-- WHAT NEEDS TO BE DONE --
Exactly repeat the full listing that follows.

[RECORD SET — start]

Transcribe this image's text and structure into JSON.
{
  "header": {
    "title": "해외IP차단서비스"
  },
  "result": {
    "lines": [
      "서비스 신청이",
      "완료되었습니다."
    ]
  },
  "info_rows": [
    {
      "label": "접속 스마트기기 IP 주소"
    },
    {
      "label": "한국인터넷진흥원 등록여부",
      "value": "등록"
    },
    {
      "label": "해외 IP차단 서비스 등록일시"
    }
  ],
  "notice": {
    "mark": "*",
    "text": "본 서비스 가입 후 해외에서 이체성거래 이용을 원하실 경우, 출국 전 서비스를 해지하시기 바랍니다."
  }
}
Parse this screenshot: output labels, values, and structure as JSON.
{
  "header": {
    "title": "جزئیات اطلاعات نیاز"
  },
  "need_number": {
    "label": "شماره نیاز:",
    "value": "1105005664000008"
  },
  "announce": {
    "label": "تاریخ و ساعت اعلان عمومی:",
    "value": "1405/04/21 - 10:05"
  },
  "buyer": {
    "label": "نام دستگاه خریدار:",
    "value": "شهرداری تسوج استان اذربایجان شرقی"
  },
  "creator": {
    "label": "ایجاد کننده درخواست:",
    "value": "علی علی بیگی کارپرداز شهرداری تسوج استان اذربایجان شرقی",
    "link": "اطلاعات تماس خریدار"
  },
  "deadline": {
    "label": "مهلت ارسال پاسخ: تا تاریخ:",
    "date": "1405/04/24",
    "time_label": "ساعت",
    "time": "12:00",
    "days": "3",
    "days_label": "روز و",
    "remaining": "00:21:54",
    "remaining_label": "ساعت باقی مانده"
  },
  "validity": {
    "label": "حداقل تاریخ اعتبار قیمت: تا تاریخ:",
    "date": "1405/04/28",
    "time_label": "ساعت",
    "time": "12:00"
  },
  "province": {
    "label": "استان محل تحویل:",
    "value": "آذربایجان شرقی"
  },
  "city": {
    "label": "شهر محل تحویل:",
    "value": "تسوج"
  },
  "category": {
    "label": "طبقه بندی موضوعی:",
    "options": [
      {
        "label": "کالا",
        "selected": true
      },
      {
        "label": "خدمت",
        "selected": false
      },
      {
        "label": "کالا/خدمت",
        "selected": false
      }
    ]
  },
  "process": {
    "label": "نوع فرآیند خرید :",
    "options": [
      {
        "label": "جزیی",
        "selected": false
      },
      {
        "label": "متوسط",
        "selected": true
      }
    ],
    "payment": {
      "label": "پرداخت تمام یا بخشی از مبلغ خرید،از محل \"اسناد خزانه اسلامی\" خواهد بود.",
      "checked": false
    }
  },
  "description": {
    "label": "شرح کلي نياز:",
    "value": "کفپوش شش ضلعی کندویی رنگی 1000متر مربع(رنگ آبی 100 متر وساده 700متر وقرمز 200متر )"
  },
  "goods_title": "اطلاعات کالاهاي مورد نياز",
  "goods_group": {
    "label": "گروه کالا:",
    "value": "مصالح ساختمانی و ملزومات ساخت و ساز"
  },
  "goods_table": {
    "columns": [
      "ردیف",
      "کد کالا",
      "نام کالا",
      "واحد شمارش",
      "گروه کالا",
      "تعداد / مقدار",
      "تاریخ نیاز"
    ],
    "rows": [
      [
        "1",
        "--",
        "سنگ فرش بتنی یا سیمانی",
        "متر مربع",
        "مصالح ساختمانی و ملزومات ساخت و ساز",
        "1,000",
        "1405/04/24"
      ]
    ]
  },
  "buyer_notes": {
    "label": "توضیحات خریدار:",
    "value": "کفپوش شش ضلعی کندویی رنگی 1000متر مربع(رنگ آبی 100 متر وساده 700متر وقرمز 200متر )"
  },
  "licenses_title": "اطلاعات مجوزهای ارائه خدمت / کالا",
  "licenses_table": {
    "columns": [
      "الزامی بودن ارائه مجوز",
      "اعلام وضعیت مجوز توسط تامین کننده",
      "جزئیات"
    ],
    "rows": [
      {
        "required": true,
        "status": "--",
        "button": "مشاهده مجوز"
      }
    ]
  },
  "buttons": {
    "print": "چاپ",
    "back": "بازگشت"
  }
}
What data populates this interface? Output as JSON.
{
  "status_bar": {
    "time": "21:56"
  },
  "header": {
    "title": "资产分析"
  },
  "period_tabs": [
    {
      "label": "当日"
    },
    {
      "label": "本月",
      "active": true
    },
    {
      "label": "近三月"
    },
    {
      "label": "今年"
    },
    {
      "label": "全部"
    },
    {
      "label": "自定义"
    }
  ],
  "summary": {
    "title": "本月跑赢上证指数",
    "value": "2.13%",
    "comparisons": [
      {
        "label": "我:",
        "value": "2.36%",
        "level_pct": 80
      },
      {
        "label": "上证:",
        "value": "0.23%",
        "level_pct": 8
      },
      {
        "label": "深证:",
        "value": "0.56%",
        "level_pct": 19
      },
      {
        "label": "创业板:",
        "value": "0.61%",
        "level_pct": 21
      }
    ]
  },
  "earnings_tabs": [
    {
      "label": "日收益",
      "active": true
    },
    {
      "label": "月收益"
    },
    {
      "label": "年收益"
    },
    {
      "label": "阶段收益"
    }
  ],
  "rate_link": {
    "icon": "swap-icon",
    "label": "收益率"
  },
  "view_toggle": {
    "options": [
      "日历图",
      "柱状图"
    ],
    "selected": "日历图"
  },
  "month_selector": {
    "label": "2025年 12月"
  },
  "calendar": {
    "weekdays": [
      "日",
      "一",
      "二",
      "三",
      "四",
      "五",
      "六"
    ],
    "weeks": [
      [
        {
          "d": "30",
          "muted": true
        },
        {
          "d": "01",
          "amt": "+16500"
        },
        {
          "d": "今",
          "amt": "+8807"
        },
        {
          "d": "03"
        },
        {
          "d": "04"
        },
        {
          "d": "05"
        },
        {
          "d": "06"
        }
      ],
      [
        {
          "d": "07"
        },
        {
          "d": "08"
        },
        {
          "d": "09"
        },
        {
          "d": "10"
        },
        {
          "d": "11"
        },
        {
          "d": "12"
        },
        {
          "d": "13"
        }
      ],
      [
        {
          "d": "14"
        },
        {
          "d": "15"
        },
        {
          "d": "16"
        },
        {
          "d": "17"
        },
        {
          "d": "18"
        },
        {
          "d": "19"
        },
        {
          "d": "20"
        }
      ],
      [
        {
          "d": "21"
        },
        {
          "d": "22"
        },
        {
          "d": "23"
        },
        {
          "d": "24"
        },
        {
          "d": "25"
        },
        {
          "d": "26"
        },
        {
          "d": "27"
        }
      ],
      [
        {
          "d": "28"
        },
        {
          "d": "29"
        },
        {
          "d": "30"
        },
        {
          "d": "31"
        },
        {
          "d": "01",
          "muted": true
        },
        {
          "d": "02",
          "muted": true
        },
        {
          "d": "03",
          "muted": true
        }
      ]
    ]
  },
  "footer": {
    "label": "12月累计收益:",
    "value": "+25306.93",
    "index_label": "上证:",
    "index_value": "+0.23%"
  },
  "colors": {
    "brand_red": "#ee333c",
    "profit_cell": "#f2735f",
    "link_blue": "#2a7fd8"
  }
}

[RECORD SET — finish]

-- RESPONSE AREA --
Transcribe this image's text and structure into JSON.
{
  "header": {
    "title": "해외IP차단서비스"
  },
  "result": {
    "lines": [
      "서비스 신청이",
      "완료되었습니다."
    ]
  },
  "info_rows": [
    {
      "label": "접속 스마트기기 IP 주소"
    },
    {
      "label": "한국인터넷진흥원 등록여부",
      "value": "등록"
    },
    {
      "label": "해외 IP차단 서비스 등록일시"
    }
  ],
  "notice": {
    "mark": "*",
    "text": "본 서비스 가입 후 해외에서 이체성거래 이용을 원하실 경우, 출국 전 서비스를 해지하시기 바랍니다."
  }
}
Parse this screenshot: output labels, values, and structure as JSON.
{
  "header": {
    "title": "جزئیات اطلاعات نیاز"
  },
  "need_number": {
    "label": "شماره نیاز:",
    "value": "1105005664000008"
  },
  "announce": {
    "label": "تاریخ و ساعت اعلان عمومی:",
    "value": "1405/04/21 - 10:05"
  },
  "buyer": {
    "label": "نام دستگاه خریدار:",
    "value": "شهرداری تسوج استان اذربایجان شرقی"
  },
  "creator": {
    "label": "ایجاد کننده درخواست:",
    "value": "علی علی بیگی کارپرداز شهرداری تسوج استان اذربایجان شرقی",
    "link": "اطلاعات تماس خریدار"
  },
  "deadline": {
    "label": "مهلت ارسال پاسخ: تا تاریخ:",
    "date": "1405/04/24",
    "time_label": "ساعت",
    "time": "12:00",
    "days": "3",
    "days_label": "روز و",
    "remaining": "00:21:54",
    "remaining_label": "ساعت باقی مانده"
  },
  "validity": {
    "label": "حداقل تاریخ اعتبار قیمت: تا تاریخ:",
    "date": "1405/04/28",
    "time_label": "ساعت",
    "time": "12:00"
  },
  "province": {
    "label": "استان محل تحویل:",
    "value": "آذربایجان شرقی"
  },
  "city": {
    "label": "شهر محل تحویل:",
    "value": "تسوج"
  },
  "category": {
    "label": "طبقه بندی موضوعی:",
    "options": [
      {
        "label": "کالا",
        "selected": true
      },
      {
        "label": "خدمت",
        "selected": false
      },
      {
        "label": "کالا/خدمت",
        "selected": false
      }
    ]
  },
  "process": {
    "label": "نوع فرآیند خرید :",
    "options": [
      {
        "label": "جزیی",
        "selected": false
      },
      {
        "label": "متوسط",
        "selected": true
      }
    ],
    "payment": {
      "label": "پرداخت تمام یا بخشی از مبلغ خرید،از محل \"اسناد خزانه اسلامی\" خواهد بود.",
      "checked": false
    }
  },
  "description": {
    "label": "شرح کلي نياز:",
    "value": "کفپوش شش ضلعی کندویی رنگی 1000متر مربع(رنگ آبی 100 متر وساده 700متر وقرمز 200متر )"
  },
  "goods_title": "اطلاعات کالاهاي مورد نياز",
  "goods_group": {
    "label": "گروه کالا:",
    "value": "مصالح ساختمانی و ملزومات ساخت و ساز"
  },
  "goods_table": {
    "columns": [
      "ردیف",
      "کد کالا",
      "نام کالا",
      "واحد شمارش",
      "گروه کالا",
      "تعداد / مقدار",
      "تاریخ نیاز"
    ],
    "rows": [
      [
        "1",
        "--",
        "سنگ فرش بتنی یا سیمانی",
        "متر مربع",
        "مصالح ساختمانی و ملزومات ساخت و ساز",
        "1,000",
        "1405/04/24"
      ]
    ]
  },
  "buyer_notes": {
    "label": "توضیحات خریدار:",
    "value": "کفپوش شش ضلعی کندویی رنگی 1000متر مربع(رنگ آبی 100 متر وساده 700متر وقرمز 200متر )"
  },
  "licenses_title": "اطلاعات مجوزهای ارائه خدمت / کالا",
  "licenses_table": {
    "columns": [
      "الزامی بودن ارائه مجوز",
      "اعلام وضعیت مجوز توسط تامین کننده",
      "جزئیات"
    ],
    "rows": [
      {
        "required": true,
        "status": "--",
        "button": "مشاهده مجوز"
      }
    ]
  },
  "buttons": {
    "print": "چاپ",
    "back": "بازگشت"
  }
}
What data populates this interface? Output as JSON.
{
  "status_bar": {
    "time": "21:56"
  },
  "header": {
    "title": "资产分析"
  },
  "period_tabs": [
    {
      "label": "当日"
    },
    {
      "label": "本月",
      "active": true
    },
    {
      "label": "近三月"
    },
    {
      "label": "今年"
    },
    {
      "label": "全部"
    },
    {
      "label": "自定义"
    }
  ],
  "summary": {
    "title": "本月跑赢上证指数",
    "value": "2.13%",
    "comparisons": [
      {
        "label": "我:",
        "value": "2.36%",
        "level_pct": 80
      },
      {
        "label": "上证:",
        "value": "0.23%",
        "level_pct": 8
      },
      {
        "label": "深证:",
        "value": "0.56%",
        "level_pct": 19
      },
      {
        "label": "创业板:",
        "value": "0.61%",
        "level_pct": 21
      }
    ]
  },
  "earnings_tabs": [
    {
      "label": "日收益",
      "active": true
    },
    {
      "label": "月收益"
    },
    {
      "label": "年收益"
    },
    {
      "label": "阶段收益"
    }
  ],
  "rate_link": {
    "icon": "swap-icon",
    "label": "收益率"
  },
  "view_toggle": {
    "options": [
      "日历图",
      "柱状图"
    ],
    "selected": "日历图"
  },
  "month_selector": {
    "label": "2025年 12月"
  },
  "calendar": {
    "weekdays": [
      "日",
      "一",
      "二",
      "三",
      "四",
      "五",
      "六"
    ],
    "weeks": [
      [
        {
          "d": "30",
          "muted": true
        },
        {
          "d": "01",
          "amt": "+16500"
        },
        {
          "d": "今",
          "amt": "+8807"
        },
        {
          "d": "03"
        },
        {
          "d": "04"
        },
        {
          "d": "05"
        },
        {
          "d": "06"
        }
      ],
      [
        {
          "d": "07"
        },
        {
          "d": "08"
        },
        {
          "d": "09"
        },
        {
          "d": "10"
        },
        {
          "d": "11"
        },
        {
          "d": "12"
        },
        {
          "d": "13"
        }
      ],
      [
        {
          "d": "14"
        },
        {
          "d": "15"
        },
        {
          "d": "16"
        },
        {
          "d": "17"
        },
        {
          "d": "18"
        },
        {
          "d": "19"
        },
        {
          "d": "20"
        }
      ],
      [
        {
          "d": "21"
        },
        {
          "d": "22"
        },
        {
          "d": "23"
        },
        {
          "d": "24"
        },
        {
          "d": "25"
        },
        {
          "d": "26"
        },
        {
          "d": "27"
        }
      ],
      [
        {
          "d": "28"
        },
        {
          "d": "29"
        },
        {
          "d": "30"
        },
        {
          "d": "31"
        },
        {
          "d": "01",
          "muted": true
        },
        {
          "d": "02",
          "muted": true
        },
        {
          "d": "03",
          "muted": true
        }
      ]
    ]
  },
  "footer": {
    "label": "12月累计收益:",
    "value": "+25306.93",
    "index_label": "上证:",
    "index_value": "+0.23%"
  },
  "colors": {
    "brand_red": "#ee333c",
    "profit_cell": "#f2735f",
    "link_blue": "#2a7fd8"
  }
}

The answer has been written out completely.